Work instruction: In the data below, count how many lines contain "true" and give that number by itself.

________________

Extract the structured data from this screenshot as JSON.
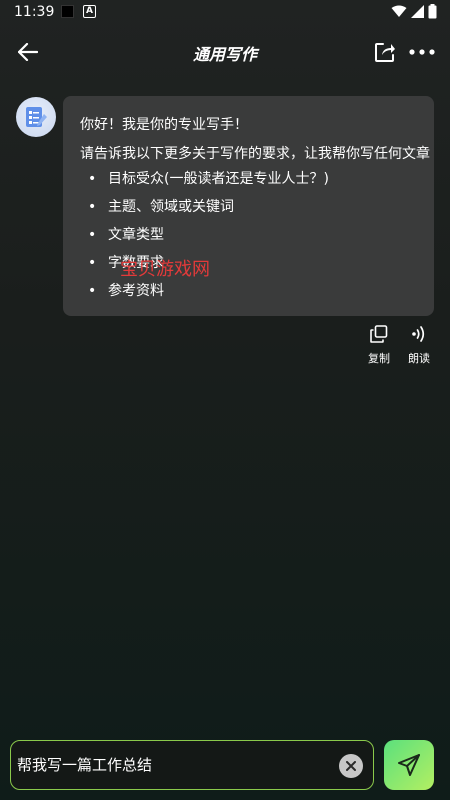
{
  "status_bar": {
    "time": "11:39",
    "badge": "A"
  },
  "header": {
    "title": "通用写作"
  },
  "message": {
    "greeting": "你好！我是你的专业写手！",
    "intro": "请告诉我以下更多关于写作的要求，让我帮你写任何文章",
    "bullet": "•",
    "items": [
      "目标受众(一般读者还是专业人士？)",
      "主题、领域或关键词",
      "文章类型",
      "字数要求",
      "参考资料"
    ]
  },
  "watermark": "宝贝游戏网",
  "actions": {
    "copy_label": "复制",
    "read_label": "朗读"
  },
  "input": {
    "value": "帮我写一篇工作总结"
  },
  "colors": {
    "accent": "#8ac94b",
    "send_gradient_start": "#5be07d",
    "send_gradient_end": "#b3ef62",
    "bubble": "#3a3b3b"
  }
}
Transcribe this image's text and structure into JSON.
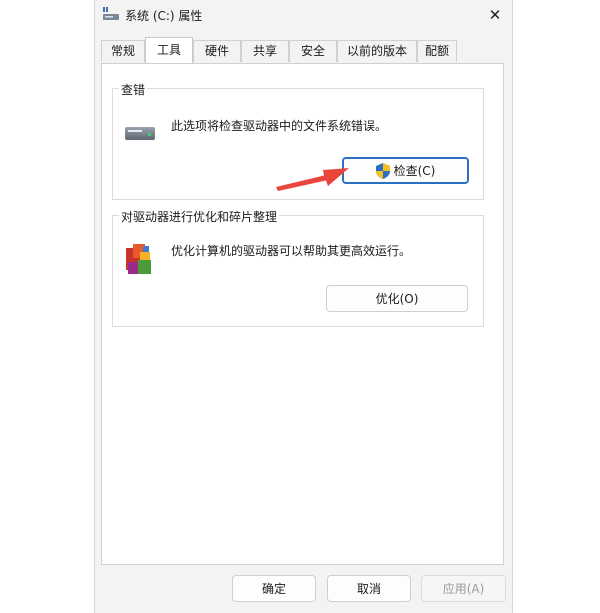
{
  "window": {
    "title": "系统 (C:) 属性",
    "close_glyph": "✕"
  },
  "tabs": [
    {
      "label": "常规",
      "active": false
    },
    {
      "label": "工具",
      "active": true
    },
    {
      "label": "硬件",
      "active": false
    },
    {
      "label": "共享",
      "active": false
    },
    {
      "label": "安全",
      "active": false
    },
    {
      "label": "以前的版本",
      "active": false
    },
    {
      "label": "配额",
      "active": false
    }
  ],
  "error_check": {
    "title": "查错",
    "description": "此选项将检查驱动器中的文件系统错误。",
    "button_label": "检查(C)",
    "icon": "drive-icon",
    "button_icon": "shield-icon"
  },
  "optimize": {
    "title": "对驱动器进行优化和碎片整理",
    "description": "优化计算机的驱动器可以帮助其更高效运行。",
    "button_label": "优化(O)",
    "icon": "defrag-icon"
  },
  "footer": {
    "ok_label": "确定",
    "cancel_label": "取消",
    "apply_label": "应用(A)"
  },
  "colors": {
    "annotation_arrow": "#e8453c",
    "primary_border": "#2b6fc4",
    "dialog_bg": "#f3f3f3"
  }
}
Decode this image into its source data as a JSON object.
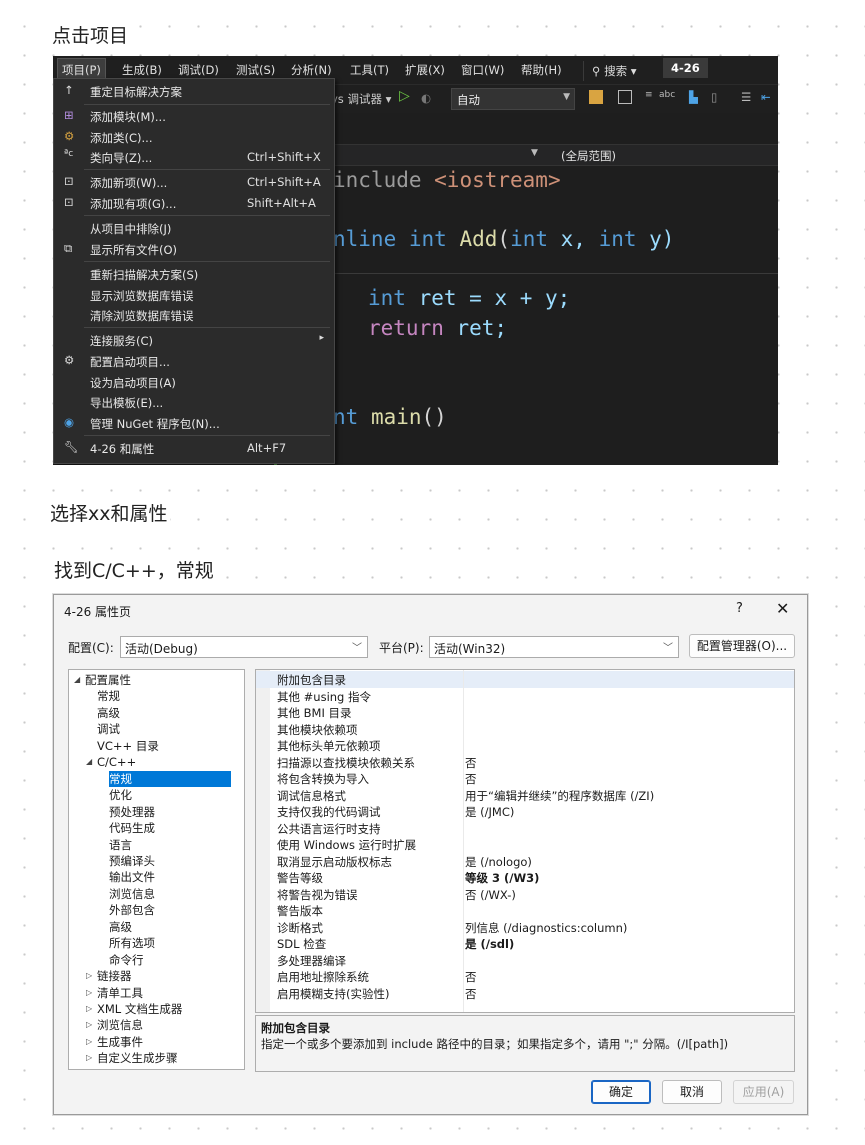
{
  "notes": [
    "点击项目",
    "选择xx和属性",
    "找到C/C++，常规"
  ],
  "vs": {
    "menubar": [
      "项目(P)",
      "生成(B)",
      "调试(D)",
      "测试(S)",
      "分析(N)",
      "工具(T)",
      "扩展(X)",
      "窗口(W)",
      "帮助(H)"
    ],
    "search": "搜索 ▾",
    "solution": "4-26",
    "toolbar": {
      "debugger": "vs 调试器 ▾",
      "config": "自动"
    },
    "navbar_scope": "(全局范围)",
    "code": {
      "l1_pp": "include",
      "l1_str": " <iostream>",
      "l2_kw": "nline",
      "l2_int": "int",
      "l2_fn": "Add",
      "l2_params": "(",
      "l2_int2": "int",
      "l2_x": " x, ",
      "l2_int3": "int",
      "l2_y": " y)",
      "l3_int": "int",
      "l3_rest": " ret = x + y;",
      "l4_ret": "return",
      "l4_rest": " ret;",
      "l5_kw": "nt",
      "l5_fn": " main",
      "l5_rest": "()"
    },
    "menu_items": [
      {
        "label": "重定目标解决方案",
        "shortcut": "",
        "icon": "retarget-icon"
      },
      {
        "label": "添加模块(M)...",
        "shortcut": "",
        "icon": "add-module-icon"
      },
      {
        "label": "添加类(C)...",
        "shortcut": "",
        "icon": "add-class-icon"
      },
      {
        "label": "类向导(Z)...",
        "shortcut": "Ctrl+Shift+X",
        "icon": "class-wizard-icon"
      },
      {
        "label": "添加新项(W)...",
        "shortcut": "Ctrl+Shift+A",
        "icon": "add-new-item-icon"
      },
      {
        "label": "添加现有项(G)...",
        "shortcut": "Shift+Alt+A",
        "icon": "add-existing-item-icon"
      },
      {
        "label": "从项目中排除(J)",
        "shortcut": "",
        "icon": ""
      },
      {
        "label": "显示所有文件(O)",
        "shortcut": "",
        "icon": "show-all-files-icon"
      },
      {
        "label": "重新扫描解决方案(S)",
        "shortcut": "",
        "icon": ""
      },
      {
        "label": "显示浏览数据库错误",
        "shortcut": "",
        "icon": ""
      },
      {
        "label": "清除浏览数据库错误",
        "shortcut": "",
        "icon": ""
      },
      {
        "label": "连接服务(C)",
        "shortcut": "",
        "icon": "",
        "submenu": "▸"
      },
      {
        "label": "配置启动项目...",
        "shortcut": "",
        "icon": "gear-icon"
      },
      {
        "label": "设为启动项目(A)",
        "shortcut": "",
        "icon": ""
      },
      {
        "label": "导出模板(E)...",
        "shortcut": "",
        "icon": ""
      },
      {
        "label": "管理 NuGet 程序包(N)...",
        "shortcut": "",
        "icon": "nuget-icon"
      },
      {
        "label": "4-26 和属性",
        "shortcut": "Alt+F7",
        "icon": "wrench-icon"
      }
    ]
  },
  "dialog": {
    "title": "4-26 属性页",
    "help": "?",
    "close": "✕",
    "config_label": "配置(C):",
    "config_value": "活动(Debug)",
    "platform_label": "平台(P):",
    "platform_value": "活动(Win32)",
    "config_manager": "配置管理器(O)...",
    "tree": [
      {
        "label": "配置属性",
        "level": 0,
        "exp": "◢"
      },
      {
        "label": "常规",
        "level": 1
      },
      {
        "label": "高级",
        "level": 1
      },
      {
        "label": "调试",
        "level": 1
      },
      {
        "label": "VC++ 目录",
        "level": 1
      },
      {
        "label": "C/C++",
        "level": 1,
        "exp": "◢"
      },
      {
        "label": "常规",
        "level": 2,
        "selected": true
      },
      {
        "label": "优化",
        "level": 2
      },
      {
        "label": "预处理器",
        "level": 2
      },
      {
        "label": "代码生成",
        "level": 2
      },
      {
        "label": "语言",
        "level": 2
      },
      {
        "label": "预编译头",
        "level": 2
      },
      {
        "label": "输出文件",
        "level": 2
      },
      {
        "label": "浏览信息",
        "level": 2
      },
      {
        "label": "外部包含",
        "level": 2
      },
      {
        "label": "高级",
        "level": 2
      },
      {
        "label": "所有选项",
        "level": 2
      },
      {
        "label": "命令行",
        "level": 2
      },
      {
        "label": "链接器",
        "level": 1,
        "exp": "▷"
      },
      {
        "label": "清单工具",
        "level": 1,
        "exp": "▷"
      },
      {
        "label": "XML 文档生成器",
        "level": 1,
        "exp": "▷"
      },
      {
        "label": "浏览信息",
        "level": 1,
        "exp": "▷"
      },
      {
        "label": "生成事件",
        "level": 1,
        "exp": "▷"
      },
      {
        "label": "自定义生成步骤",
        "level": 1,
        "exp": "▷"
      }
    ],
    "props": [
      {
        "k": "附加包含目录",
        "v": "",
        "hl": true
      },
      {
        "k": "其他 #using 指令",
        "v": ""
      },
      {
        "k": "其他 BMI 目录",
        "v": ""
      },
      {
        "k": "其他模块依赖项",
        "v": ""
      },
      {
        "k": "其他标头单元依赖项",
        "v": ""
      },
      {
        "k": "扫描源以查找模块依赖关系",
        "v": "否"
      },
      {
        "k": "将包含转换为导入",
        "v": "否"
      },
      {
        "k": "调试信息格式",
        "v": "用于“编辑并继续”的程序数据库 (/ZI)"
      },
      {
        "k": "支持仅我的代码调试",
        "v": "是 (/JMC)"
      },
      {
        "k": "公共语言运行时支持",
        "v": ""
      },
      {
        "k": "使用 Windows 运行时扩展",
        "v": ""
      },
      {
        "k": "取消显示启动版权标志",
        "v": "是 (/nologo)"
      },
      {
        "k": "警告等级",
        "v": "等级 3 (/W3)",
        "bold": true
      },
      {
        "k": "将警告视为错误",
        "v": "否 (/WX-)"
      },
      {
        "k": "警告版本",
        "v": ""
      },
      {
        "k": "诊断格式",
        "v": "列信息 (/diagnostics:column)"
      },
      {
        "k": "SDL 检查",
        "v": "是 (/sdl)",
        "bold": true
      },
      {
        "k": "多处理器编译",
        "v": ""
      },
      {
        "k": "启用地址擦除系统",
        "v": "否"
      },
      {
        "k": "启用模糊支持(实验性)",
        "v": "否"
      }
    ],
    "desc_title": "附加包含目录",
    "desc_text": "指定一个或多个要添加到 include 路径中的目录；如果指定多个，请用 \";\" 分隔。(/I[path])",
    "ok": "确定",
    "cancel": "取消",
    "apply": "应用(A)"
  }
}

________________

Your solution: 5